06 December 2010

Legal Euthanasia Vs Rationing

This is a discussion that needs attention in the USA. Many refer to this as rationing of our health care, others refer to it as legal euthanasia, and some call it decision by death panels.  Call it what you want, but this is becoming more common as our health care costs continue it rocket upwards.

Where will it end? No one is sure. Even some doctors are beginning to wonder.  Dr. Rob at medrants dot com is writing about it. Bob Doherty at The ACP Advocate Blog also writes about it. Both are very careful as they need to be, but at least they are making us aware of what is going on in the world when dealing with Medical Insurance, Medicare, and Medicaid.

Dr. Rob at medrants dot com quotes from the LA Times dot com about what our senators are talking about – rationing. Every time reduction of health care is mentioned at least they admit that this means health care rationing.

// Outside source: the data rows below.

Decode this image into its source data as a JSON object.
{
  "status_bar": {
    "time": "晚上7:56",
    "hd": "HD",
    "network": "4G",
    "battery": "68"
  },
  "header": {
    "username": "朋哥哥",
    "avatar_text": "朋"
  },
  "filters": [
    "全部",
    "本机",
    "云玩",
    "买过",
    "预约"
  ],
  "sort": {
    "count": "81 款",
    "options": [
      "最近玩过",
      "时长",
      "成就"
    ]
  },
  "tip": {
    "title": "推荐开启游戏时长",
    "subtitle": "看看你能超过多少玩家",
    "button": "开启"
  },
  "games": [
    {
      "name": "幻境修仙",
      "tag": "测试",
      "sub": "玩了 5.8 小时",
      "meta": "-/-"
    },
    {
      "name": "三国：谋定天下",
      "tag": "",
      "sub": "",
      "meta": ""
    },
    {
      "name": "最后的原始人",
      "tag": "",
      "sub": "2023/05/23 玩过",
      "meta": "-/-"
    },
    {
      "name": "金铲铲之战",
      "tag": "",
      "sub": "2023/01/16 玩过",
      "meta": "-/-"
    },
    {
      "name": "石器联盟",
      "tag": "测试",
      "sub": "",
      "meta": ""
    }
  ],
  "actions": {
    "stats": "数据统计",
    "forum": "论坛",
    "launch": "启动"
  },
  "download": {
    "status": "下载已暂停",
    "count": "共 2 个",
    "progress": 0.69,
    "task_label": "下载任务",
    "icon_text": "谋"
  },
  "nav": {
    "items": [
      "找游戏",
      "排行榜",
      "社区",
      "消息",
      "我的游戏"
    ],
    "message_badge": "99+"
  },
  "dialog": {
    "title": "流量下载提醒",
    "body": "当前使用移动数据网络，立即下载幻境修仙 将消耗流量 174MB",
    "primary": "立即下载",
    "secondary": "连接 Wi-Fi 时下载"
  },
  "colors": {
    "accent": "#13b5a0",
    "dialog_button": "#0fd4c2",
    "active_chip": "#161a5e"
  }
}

The article in the LA Times states quite accurately (quote) “Both Republicans and Democrats are in denial on this point (about rationing). Republicans pretend that our current system doesn't stop anyone from getting all the care they need. Democrats pretend that efforts to control costs won't limit medical choices and treatment. But most real-world consumers know better: There is no free lunch.” (end quote)

The article makes some other good statements and deserves to be read by all. At lease they lay the problem out and point out where the rationing is coming from – the top down. When congress cuts costs, Medicare and Medicaid, with the insurance industry following suit, decide what they will not cover.

Although I cannot read it, in the November 24 issue of JAMA there is a statement by Drs. Meltzer and Detsky which says (quoting from Bob Doherty), “rationing already takes place in the United States in many ways in health care. Managed care is exactly a form of rationing in which a private insurer determines whether patients should or should not receive services. In addition, private sector rationing injects profit motives into the calculations... It is critical that Americans learn that rationing currently exists and is inevitable and focus their thinking on how its vagaries are best minimized, rather than use the word to instill fear.” (End of quote).

I will agree that using words like “death panels” and “death by budget cuts” creates fear. However, these words are going to appear in the media and must be recognized for what they are. We cannot put our heads in the sand and hope that they will go away. And as more people are denied medical care, these words will be used.

Over the next months as we see how the Affordable Care Act is carried forward, funded or unfunded, we will see a lot more of fear words and probably a larger number of severe rationing decisions. A lot of people are not going to be pleased about this.

This follows when we consider what potentially may happen to our testing supplies if Medicare is not stopped in their proposal to cut our testing supplies for diabetes. This should be considered preventative supplies and should not be limited like Medicare is planning. This is form of rationing we cannot afford.


  1. I wish all insurance companies would realize that Type 2s start out using food as their "drug" for treating their diabetes. If we can't test before a meal how do we know how much "medicine" to use? If we can't test after a meal, how do we know if the "medicine" helped or hurt us?

  2. This is so true unfortunately. Rationing diabetes glucose testing strips is not the way to better health.